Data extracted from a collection
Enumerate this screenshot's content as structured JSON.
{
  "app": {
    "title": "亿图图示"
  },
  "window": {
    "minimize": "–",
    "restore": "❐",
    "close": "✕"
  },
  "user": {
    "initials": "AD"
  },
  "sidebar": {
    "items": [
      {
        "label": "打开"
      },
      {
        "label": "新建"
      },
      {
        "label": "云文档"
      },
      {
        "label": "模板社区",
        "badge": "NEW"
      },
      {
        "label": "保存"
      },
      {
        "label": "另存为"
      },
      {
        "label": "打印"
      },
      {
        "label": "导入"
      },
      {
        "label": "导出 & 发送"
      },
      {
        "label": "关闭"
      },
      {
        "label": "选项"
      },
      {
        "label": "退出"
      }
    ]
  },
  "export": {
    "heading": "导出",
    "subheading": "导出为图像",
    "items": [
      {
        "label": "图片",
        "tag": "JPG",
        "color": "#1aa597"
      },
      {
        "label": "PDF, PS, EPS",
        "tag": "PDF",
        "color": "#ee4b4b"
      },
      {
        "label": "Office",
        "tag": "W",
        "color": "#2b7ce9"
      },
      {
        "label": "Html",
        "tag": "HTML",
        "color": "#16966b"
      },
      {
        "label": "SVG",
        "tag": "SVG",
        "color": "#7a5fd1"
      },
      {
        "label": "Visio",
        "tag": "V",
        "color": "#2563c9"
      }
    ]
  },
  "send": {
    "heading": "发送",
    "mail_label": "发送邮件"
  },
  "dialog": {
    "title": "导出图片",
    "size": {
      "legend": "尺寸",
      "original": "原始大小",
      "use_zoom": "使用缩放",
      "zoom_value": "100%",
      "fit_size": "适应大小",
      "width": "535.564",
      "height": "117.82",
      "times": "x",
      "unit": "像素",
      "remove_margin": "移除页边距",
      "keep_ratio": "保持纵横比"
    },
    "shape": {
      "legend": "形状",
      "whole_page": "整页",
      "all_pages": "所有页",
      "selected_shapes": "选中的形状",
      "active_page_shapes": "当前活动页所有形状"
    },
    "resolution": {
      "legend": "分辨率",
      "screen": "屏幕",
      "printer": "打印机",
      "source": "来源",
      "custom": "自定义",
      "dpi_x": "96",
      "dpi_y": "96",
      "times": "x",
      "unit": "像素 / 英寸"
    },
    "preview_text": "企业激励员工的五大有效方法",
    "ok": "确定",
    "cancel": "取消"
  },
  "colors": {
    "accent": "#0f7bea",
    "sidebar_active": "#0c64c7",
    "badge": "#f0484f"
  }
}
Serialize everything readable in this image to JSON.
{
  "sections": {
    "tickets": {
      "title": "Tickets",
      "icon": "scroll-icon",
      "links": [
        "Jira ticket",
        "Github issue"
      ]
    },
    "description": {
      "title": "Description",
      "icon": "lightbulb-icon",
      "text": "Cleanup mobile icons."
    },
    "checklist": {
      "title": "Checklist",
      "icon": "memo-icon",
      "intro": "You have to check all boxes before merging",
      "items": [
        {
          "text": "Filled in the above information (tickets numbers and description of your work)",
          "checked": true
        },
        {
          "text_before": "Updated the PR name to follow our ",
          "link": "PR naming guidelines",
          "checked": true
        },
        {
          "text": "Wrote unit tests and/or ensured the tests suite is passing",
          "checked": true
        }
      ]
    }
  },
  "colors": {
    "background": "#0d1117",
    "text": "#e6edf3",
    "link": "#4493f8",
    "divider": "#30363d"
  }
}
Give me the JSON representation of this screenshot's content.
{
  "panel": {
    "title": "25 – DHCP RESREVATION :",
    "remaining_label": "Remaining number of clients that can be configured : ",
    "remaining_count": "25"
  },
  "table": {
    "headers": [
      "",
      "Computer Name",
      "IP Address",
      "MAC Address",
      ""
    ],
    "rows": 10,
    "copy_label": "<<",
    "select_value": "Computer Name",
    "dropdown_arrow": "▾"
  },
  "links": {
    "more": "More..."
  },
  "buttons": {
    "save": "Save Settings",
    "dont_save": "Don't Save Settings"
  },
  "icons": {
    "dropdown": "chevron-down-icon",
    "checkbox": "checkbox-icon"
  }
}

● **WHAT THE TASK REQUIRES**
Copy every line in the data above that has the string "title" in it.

● **EXERCISE RESPONSE**
    "title": "亿图图示"
    "title": "导出图片",
      "title": "Tickets",
      "title": "Description",
      "title": "Checklist",
    "title": "25 – DHCP RESREVATION :",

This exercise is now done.